Exercise inputs:
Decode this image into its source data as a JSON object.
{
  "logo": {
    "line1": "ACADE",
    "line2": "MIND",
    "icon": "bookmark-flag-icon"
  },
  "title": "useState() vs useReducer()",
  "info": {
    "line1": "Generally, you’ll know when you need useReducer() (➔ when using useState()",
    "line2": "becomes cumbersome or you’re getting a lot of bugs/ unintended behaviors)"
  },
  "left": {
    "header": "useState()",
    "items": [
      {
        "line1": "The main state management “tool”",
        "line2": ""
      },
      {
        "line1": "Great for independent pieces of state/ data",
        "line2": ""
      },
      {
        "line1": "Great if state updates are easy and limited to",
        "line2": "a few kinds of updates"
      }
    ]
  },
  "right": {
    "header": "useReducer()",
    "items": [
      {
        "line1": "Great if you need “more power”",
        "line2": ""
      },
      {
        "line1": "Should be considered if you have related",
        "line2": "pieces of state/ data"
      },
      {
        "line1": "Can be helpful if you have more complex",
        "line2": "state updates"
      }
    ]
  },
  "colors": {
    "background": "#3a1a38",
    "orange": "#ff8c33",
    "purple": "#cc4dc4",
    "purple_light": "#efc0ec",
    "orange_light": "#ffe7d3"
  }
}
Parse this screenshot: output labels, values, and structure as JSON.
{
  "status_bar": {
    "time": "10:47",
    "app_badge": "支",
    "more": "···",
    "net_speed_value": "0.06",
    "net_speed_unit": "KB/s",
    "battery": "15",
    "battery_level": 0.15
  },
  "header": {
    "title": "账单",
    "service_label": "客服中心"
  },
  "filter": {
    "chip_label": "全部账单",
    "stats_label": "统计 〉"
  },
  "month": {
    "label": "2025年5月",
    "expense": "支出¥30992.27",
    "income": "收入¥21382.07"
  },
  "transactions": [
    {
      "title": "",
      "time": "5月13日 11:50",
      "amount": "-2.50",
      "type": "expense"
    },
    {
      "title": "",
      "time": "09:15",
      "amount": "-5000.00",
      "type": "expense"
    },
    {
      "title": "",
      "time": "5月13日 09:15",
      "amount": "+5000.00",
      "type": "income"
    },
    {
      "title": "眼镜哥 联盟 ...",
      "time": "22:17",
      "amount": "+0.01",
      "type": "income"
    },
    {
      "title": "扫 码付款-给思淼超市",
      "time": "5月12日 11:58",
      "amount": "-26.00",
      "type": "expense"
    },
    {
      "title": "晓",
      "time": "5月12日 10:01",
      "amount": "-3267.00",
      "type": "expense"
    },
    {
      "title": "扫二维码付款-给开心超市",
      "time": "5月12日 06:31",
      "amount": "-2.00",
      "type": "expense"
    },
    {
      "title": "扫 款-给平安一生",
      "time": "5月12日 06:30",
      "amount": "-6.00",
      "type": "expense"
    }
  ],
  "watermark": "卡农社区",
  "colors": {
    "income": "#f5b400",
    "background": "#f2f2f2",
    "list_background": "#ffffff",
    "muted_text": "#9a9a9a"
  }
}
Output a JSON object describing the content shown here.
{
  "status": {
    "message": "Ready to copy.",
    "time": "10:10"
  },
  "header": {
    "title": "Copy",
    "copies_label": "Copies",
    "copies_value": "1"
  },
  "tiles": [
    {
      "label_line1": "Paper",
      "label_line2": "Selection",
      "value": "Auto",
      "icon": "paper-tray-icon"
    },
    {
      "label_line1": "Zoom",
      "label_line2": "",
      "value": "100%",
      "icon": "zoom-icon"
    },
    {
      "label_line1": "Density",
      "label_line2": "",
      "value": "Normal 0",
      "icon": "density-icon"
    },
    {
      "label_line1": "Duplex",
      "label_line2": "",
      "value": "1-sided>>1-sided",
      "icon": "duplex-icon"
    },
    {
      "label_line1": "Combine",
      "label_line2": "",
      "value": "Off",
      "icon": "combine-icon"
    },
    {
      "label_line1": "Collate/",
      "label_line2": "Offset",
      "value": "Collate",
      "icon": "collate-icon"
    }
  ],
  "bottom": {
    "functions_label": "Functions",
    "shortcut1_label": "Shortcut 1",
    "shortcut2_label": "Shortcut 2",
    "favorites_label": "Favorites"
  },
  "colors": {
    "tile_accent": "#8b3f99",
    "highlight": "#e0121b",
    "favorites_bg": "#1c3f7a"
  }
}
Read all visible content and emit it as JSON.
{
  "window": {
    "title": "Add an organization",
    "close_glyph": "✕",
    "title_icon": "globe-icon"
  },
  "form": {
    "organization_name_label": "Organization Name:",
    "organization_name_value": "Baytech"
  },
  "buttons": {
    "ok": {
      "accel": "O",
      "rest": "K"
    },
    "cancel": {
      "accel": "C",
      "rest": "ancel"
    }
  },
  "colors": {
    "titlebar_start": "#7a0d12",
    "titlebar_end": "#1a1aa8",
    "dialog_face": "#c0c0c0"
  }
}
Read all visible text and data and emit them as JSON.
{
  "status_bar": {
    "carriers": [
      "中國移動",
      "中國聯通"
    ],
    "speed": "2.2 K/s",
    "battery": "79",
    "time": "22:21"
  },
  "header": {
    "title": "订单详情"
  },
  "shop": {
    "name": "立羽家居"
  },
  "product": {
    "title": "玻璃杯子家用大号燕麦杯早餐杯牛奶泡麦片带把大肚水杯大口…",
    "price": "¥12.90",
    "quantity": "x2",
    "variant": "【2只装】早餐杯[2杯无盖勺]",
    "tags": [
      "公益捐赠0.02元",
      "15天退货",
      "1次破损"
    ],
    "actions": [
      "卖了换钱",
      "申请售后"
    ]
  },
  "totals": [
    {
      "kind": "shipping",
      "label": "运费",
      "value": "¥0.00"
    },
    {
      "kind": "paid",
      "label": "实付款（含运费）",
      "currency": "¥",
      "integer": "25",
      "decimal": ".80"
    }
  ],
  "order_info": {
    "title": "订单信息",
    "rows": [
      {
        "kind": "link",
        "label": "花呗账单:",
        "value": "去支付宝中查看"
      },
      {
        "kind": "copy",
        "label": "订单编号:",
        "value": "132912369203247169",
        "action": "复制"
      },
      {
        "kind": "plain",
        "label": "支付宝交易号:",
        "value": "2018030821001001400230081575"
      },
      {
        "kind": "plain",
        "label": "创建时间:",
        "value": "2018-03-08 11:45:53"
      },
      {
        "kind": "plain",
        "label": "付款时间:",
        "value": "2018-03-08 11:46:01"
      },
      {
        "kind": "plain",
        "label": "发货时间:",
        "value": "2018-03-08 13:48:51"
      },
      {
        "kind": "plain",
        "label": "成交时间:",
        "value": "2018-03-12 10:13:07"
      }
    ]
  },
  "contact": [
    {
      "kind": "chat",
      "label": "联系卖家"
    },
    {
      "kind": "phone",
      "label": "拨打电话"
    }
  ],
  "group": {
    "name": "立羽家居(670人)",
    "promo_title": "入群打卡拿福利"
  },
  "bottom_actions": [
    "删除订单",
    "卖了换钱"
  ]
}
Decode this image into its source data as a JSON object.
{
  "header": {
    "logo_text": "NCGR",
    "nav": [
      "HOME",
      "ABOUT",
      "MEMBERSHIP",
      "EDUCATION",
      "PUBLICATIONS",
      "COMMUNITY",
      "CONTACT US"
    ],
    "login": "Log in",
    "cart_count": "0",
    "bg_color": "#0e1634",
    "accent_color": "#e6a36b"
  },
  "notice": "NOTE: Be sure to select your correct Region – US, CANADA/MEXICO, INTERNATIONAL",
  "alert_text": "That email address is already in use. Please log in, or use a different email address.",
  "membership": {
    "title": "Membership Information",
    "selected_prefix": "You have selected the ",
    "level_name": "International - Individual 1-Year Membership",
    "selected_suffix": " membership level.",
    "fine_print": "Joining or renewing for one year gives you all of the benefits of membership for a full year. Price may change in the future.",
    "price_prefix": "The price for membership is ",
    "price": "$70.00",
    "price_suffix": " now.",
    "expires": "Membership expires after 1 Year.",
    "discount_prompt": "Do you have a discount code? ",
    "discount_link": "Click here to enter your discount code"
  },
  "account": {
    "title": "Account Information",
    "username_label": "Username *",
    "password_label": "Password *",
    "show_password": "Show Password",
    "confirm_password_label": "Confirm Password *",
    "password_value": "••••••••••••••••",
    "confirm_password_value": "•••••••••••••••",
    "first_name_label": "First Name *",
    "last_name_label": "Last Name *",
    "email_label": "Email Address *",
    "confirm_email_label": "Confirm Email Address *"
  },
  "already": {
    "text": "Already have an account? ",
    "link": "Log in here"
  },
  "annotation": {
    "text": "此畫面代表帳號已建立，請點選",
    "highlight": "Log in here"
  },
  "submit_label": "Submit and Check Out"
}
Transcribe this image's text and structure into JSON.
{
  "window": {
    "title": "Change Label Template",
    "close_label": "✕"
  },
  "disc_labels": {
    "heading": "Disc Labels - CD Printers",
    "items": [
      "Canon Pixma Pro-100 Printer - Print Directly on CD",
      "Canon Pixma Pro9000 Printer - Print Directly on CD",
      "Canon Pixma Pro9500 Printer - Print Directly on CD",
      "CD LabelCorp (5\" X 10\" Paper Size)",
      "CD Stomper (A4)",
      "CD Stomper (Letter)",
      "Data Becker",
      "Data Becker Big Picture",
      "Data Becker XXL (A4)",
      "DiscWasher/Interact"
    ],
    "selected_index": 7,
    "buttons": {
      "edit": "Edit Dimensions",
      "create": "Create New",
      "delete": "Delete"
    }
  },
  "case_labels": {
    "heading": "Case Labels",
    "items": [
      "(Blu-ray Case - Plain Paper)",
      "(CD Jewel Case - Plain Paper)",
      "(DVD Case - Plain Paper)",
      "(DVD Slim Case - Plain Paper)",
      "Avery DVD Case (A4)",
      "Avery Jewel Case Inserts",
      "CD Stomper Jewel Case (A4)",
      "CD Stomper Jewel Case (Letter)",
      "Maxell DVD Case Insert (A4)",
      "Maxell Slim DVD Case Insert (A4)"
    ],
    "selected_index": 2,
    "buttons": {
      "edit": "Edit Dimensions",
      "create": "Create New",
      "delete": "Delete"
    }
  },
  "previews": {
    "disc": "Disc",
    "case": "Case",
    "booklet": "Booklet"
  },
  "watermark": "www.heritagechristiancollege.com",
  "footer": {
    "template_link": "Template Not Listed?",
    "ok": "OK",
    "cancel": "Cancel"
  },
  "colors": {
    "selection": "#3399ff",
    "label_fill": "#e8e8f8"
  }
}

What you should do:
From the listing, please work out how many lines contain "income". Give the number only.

Task result:
4